:: Web page and app entries ::
++++++++++++++++++++

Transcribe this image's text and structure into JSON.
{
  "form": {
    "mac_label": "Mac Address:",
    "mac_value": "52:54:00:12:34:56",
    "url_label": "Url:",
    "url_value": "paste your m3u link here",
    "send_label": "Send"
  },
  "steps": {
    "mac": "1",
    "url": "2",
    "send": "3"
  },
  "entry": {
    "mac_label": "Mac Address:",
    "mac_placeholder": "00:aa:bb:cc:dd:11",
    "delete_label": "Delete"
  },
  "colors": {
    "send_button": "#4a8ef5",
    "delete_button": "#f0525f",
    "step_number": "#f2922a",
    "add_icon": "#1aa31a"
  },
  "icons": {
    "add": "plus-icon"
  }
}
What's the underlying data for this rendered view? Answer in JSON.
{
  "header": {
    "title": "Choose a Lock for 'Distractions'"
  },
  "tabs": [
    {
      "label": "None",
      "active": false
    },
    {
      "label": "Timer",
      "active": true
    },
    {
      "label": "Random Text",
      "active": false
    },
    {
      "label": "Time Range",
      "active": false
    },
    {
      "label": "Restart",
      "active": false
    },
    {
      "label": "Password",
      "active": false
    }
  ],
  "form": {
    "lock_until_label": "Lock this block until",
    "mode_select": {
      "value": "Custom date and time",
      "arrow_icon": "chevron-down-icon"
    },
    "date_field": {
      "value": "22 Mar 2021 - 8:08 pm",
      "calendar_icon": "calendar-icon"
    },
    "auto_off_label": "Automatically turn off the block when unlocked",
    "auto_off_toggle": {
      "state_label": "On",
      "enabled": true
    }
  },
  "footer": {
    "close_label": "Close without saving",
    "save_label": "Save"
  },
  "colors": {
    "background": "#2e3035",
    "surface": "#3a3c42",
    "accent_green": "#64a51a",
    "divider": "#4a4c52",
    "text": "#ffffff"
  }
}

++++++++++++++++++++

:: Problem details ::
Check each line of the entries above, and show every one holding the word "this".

:: Exercise response ::
Transcribe this image's text and structure into JSON.
What's the underlying data for this rendered view? Answer in JSON.
    "lock_until_label": "Lock this block until",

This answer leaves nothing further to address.